Topamax is a prescription drug that is licensed for treating epilepsy and preventing migraine headaches. By slowing down electrical signals and calming nerve cells in the brain, the medication can help prevent seizures and migraines. Topamax comes in the form of tablets and "sprinkle" capsules, and is usually taken twice a day. Potential side effects include fatigue, drowsiness, and dizziness.
What Is Topamax?
Topamax® (topiramate) is a prescription medication used to treat various conditions that affect the nervous system.
Who Makes It?
Topamax is made by Ortho-McNeil Neurologics.
What Is Topamax Used For?
Specific uses for the medication include:
- Epilepsy treatment (either used alone or in combination with other epilepsy medication)
- Migraine prevention.
How Does It Work?

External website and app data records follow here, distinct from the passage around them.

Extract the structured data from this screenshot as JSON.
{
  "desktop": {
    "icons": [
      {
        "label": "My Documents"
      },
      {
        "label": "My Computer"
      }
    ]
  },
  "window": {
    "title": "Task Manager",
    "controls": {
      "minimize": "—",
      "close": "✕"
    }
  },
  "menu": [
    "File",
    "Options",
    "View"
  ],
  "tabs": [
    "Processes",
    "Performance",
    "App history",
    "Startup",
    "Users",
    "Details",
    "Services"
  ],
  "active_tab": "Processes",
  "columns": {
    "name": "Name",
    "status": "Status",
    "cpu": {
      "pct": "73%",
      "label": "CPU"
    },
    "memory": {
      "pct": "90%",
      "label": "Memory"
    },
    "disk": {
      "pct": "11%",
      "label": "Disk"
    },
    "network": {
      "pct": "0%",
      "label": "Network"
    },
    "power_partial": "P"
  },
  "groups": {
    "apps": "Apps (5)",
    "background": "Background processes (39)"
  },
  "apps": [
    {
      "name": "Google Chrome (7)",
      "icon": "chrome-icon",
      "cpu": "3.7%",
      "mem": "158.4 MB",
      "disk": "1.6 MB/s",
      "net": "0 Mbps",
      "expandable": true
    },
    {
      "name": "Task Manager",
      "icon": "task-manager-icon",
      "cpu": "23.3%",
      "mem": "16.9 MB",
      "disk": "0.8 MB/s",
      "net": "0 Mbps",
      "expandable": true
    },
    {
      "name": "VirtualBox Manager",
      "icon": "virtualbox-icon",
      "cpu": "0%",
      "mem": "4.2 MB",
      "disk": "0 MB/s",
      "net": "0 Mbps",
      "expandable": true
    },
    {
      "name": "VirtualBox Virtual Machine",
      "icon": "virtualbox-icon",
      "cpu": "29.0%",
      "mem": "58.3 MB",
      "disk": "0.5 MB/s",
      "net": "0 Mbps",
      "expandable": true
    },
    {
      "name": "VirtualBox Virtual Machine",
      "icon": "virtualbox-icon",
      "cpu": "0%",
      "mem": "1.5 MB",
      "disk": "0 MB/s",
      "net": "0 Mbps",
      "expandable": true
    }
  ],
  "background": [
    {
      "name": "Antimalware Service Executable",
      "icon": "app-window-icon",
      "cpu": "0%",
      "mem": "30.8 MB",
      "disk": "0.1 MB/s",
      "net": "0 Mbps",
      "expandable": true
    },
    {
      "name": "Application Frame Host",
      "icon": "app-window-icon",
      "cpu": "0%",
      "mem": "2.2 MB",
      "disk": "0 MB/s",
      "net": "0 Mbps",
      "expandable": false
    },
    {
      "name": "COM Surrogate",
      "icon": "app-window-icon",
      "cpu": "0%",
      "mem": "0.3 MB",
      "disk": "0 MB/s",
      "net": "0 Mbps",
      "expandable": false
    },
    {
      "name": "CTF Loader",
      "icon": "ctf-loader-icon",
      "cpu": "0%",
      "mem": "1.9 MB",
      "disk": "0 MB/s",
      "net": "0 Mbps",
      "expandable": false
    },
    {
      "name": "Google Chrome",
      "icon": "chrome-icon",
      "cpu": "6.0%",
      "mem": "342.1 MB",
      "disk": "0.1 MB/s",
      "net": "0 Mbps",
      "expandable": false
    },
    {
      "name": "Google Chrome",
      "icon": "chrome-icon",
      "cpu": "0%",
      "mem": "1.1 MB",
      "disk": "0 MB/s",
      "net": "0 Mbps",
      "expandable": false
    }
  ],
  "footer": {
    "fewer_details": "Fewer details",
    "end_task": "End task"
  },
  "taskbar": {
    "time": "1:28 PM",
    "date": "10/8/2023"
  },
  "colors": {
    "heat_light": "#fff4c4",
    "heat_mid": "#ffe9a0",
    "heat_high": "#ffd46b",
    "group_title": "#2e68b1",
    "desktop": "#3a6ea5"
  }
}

It is not entirely clear how this medication works for epilepsy or migraines. An epileptic seizure occurs as the result of abnormal electrical signals in the brain. Topamax slows down those signals, helping to prevent seizures. The medication also works similarly for migraine headaches. It is thought that migraines may be triggered by nerve cells in the brain that are too easily excited. Topamax helps calm the nerve cells, working to prevent a migraine from ever starting.
Effects of Topamax

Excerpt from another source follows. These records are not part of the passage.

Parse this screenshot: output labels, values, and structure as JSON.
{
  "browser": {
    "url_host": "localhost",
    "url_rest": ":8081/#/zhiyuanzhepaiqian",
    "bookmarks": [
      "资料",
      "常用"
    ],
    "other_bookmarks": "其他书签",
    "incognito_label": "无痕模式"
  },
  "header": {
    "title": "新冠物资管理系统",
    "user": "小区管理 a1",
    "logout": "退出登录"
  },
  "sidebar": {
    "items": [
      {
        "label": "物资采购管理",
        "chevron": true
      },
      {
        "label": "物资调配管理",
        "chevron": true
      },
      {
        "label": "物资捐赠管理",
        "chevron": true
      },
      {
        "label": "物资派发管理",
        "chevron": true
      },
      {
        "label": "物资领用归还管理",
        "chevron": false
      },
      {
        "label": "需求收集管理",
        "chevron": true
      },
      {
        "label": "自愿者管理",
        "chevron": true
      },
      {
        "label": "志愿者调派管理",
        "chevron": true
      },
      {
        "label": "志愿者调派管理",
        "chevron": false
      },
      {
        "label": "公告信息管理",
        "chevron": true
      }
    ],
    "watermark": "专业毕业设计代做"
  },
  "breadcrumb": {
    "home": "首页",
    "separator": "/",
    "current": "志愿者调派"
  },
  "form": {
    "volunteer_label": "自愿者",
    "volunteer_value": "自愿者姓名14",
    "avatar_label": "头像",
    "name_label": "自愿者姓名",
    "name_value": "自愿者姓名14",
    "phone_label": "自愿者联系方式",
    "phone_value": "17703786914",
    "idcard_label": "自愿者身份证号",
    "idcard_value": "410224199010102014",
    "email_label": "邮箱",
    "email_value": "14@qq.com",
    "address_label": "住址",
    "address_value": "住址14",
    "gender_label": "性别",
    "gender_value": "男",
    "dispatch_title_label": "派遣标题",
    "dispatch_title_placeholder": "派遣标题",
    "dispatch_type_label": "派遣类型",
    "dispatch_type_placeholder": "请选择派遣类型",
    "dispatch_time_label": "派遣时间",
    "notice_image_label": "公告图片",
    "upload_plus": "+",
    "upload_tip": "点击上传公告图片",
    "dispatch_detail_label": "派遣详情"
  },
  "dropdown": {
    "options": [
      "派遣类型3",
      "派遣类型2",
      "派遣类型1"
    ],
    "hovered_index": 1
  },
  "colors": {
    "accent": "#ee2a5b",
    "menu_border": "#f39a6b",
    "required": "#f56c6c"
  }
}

In studies, Topamax increased the time until the next seizure and decreased the number of seizures. In one study of adults with epilepsy, approximately 75 percent of people taking 400 mg of the drug per day were seizure-free for at least one year.

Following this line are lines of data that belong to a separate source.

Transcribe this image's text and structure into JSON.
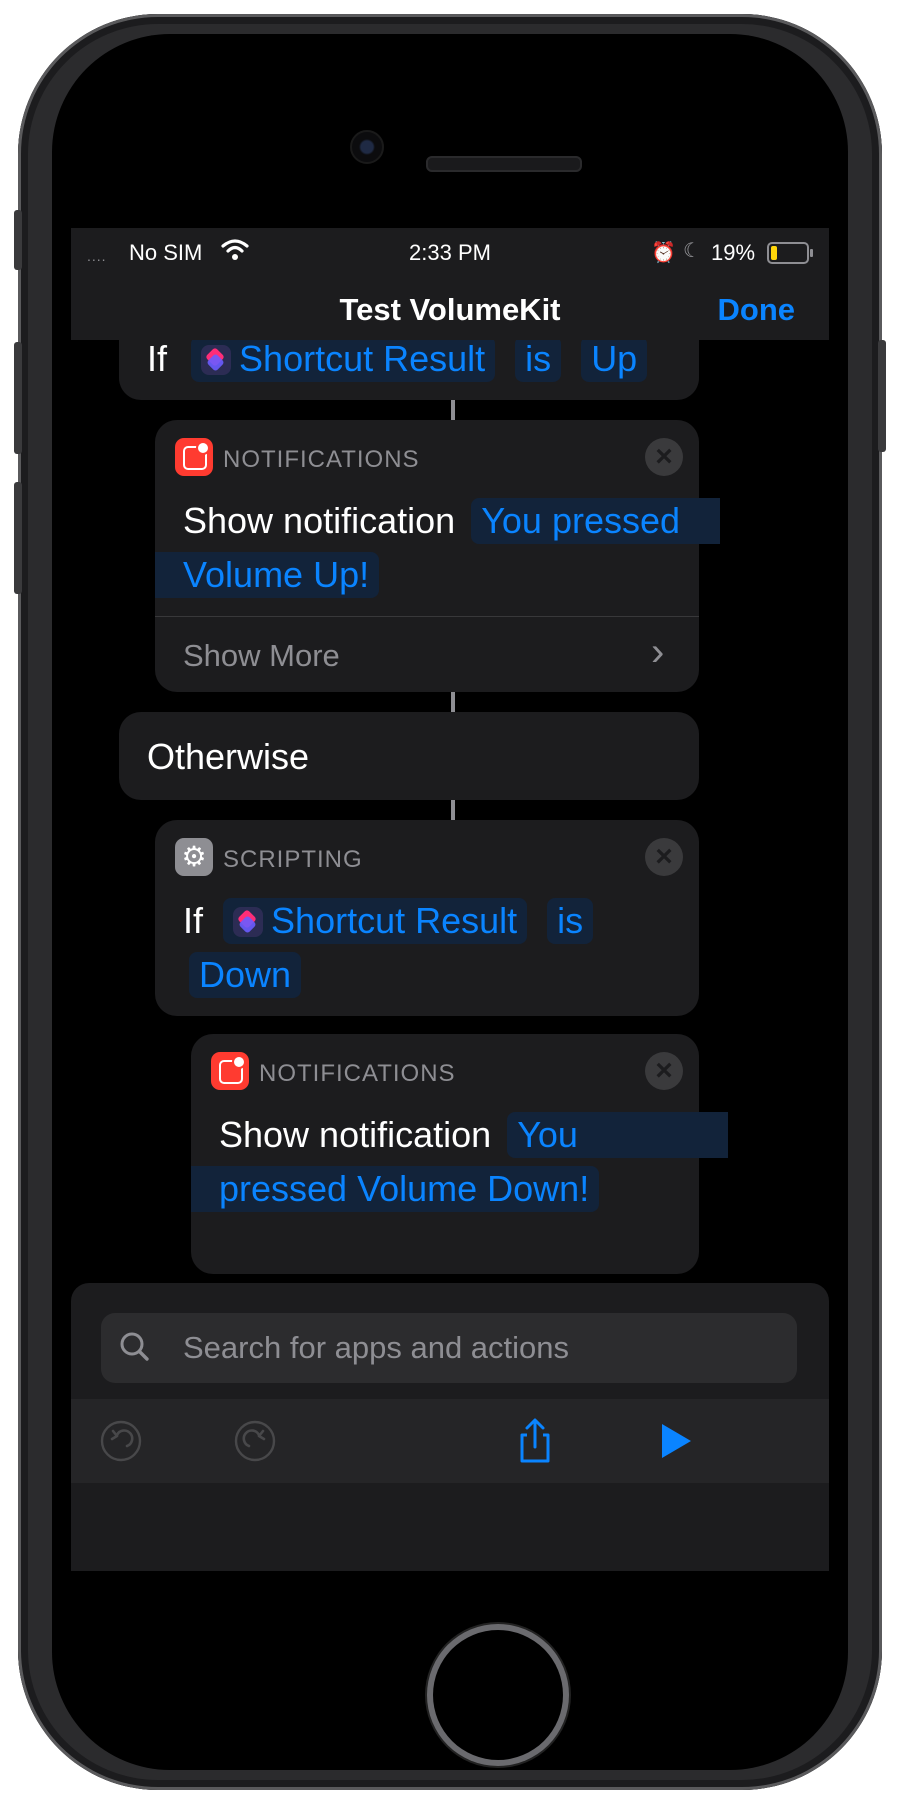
{
  "status_bar": {
    "signal": "....",
    "carrier": "No SIM",
    "time": "2:33 PM",
    "battery_percent": "19%",
    "icons": [
      "wifi-icon",
      "alarm-icon",
      "moon-icon",
      "battery-icon"
    ],
    "battery_level": 0.19
  },
  "nav": {
    "title": "Test VolumeKit",
    "done_label": "Done"
  },
  "actions": {
    "if1": {
      "keyword": "If",
      "variable": "Shortcut Result",
      "operator": "is",
      "value": "Up"
    },
    "notif1": {
      "category": "NOTIFICATIONS",
      "verb": "Show notification",
      "message_part1": "You pressed",
      "message_part2": "Volume Up!",
      "show_more": "Show More"
    },
    "otherwise": {
      "label": "Otherwise"
    },
    "if2": {
      "category": "SCRIPTING",
      "keyword": "If",
      "variable": "Shortcut Result",
      "operator": "is",
      "value": "Down"
    },
    "notif2": {
      "category": "NOTIFICATIONS",
      "verb": "Show notification",
      "message_part1": "You",
      "message_part2": "pressed Volume Down!"
    }
  },
  "search": {
    "placeholder": "Search for apps and actions"
  },
  "toolbar": {
    "icons": [
      "undo-icon",
      "redo-icon",
      "share-icon",
      "play-icon"
    ]
  },
  "colors": {
    "accent": "#0a84ff",
    "background": "#000000",
    "card": "#1c1c1e",
    "secondary_text": "#8e8e93",
    "notification_icon": "#ff3b30"
  }
}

In one study of Topamax for preventing migraines, 200 mg per day reduced the average number of migraines from 5.5 per month to 3.1 per month.